Organisations seeking ISO 27001 compliance must prove their compliance with the Standard by completing appropriate documents.

List of documents required for ISO 27001 compliance


How should you approach ISO 27001 documentation? >>


Organisations must also complete documents in Annex A, which details a list of controls that must be considered for inclusion in the Statement of Applicability.

Although only some of these are mandatory, any control that’s relevant must be documented. This will typically include:

  • 7.1.2 and A.13.2.4 Definition of security roles and responsibilities
  • 8.1.1 An inventory of assets
  • 8.1.3 Rules for the acceptable use of assets
  • 8.2.1 Information classification scheme
  • 9.1.1 Access control policy
  • 12.1.1 Operating procedures for IT management
  • 12.4.1 and A.12.4.3 Logs of user activities, exceptions, and security events
  • 14.2.5 Secure system engineering principles
  • 15.1.1 Supplier security policy
  • 16.1.5 Incident management procedure
  • 17.1.2 Business continuity procedures
  • 18.1.1 Statutory, regulatory, and contractual requirements

Where to start with ISO 27001 documentation

Given the number of documents you need to complete and the lack of guidance from the Standard, the documentation stage can be incredibly time-consuming and stressful. There is no right way to approach the process, but organisations usually commit to one of three methods.

The first is trial and error, which we wouldn’t recommend. The documentation process is simply too big to go into without a plan, and even though you’ll quickly learn from your mistakes, you’ll burn through a lot of money doing so.

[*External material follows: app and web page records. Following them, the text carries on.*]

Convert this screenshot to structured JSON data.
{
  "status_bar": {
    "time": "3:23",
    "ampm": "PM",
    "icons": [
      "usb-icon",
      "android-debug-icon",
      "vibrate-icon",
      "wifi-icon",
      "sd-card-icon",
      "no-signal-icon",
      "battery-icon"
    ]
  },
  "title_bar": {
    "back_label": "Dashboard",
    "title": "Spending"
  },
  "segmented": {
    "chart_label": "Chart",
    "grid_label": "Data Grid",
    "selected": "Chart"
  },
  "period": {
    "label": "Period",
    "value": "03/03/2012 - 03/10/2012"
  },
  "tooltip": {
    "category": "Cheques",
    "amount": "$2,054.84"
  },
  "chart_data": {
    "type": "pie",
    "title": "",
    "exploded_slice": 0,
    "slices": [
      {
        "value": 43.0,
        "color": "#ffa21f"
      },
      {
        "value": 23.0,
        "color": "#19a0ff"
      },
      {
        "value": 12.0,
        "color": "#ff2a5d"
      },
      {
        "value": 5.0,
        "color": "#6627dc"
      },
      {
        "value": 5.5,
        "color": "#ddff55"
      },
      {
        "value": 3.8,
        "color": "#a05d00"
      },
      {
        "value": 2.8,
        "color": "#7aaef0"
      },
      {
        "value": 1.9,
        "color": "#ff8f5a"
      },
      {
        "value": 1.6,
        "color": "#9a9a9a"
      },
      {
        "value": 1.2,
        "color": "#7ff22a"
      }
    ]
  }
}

The second method is to bring in consultants to guide you through what you need to know. This is the most expensive approach, but it’s also the safest, reducing the risk of costly mistakes.

This approach is also the fastest route to ISO 27001 compliance, but don’t expect overnight success: consultants will need to learn your systems and processes before they can begin.

The third method is to purchase a documentation toolkit. These are packages that contain template documents and tools to help you meet the Standard’s requirements.

Some toolkits, such as our ISO 27001 ISMS Documentation Toolkit, include direction and guidance from expert ISO 27001 practitioners.

The toolkit includes:

  • A complete set of easy-to-use, customisable and fully ISO 27001-compliant documentation templates that will save you time and money;
  • Easy-to-use dashboards and gap analysis tools to ensure complete coverage of the Standard; and
  • Direction and guidance from expert ISO 27001 practitioners.

Find out more >>


A version of this blog was originally published on 27 October 2017.

One Response

  1. cyber security services 8th July 2019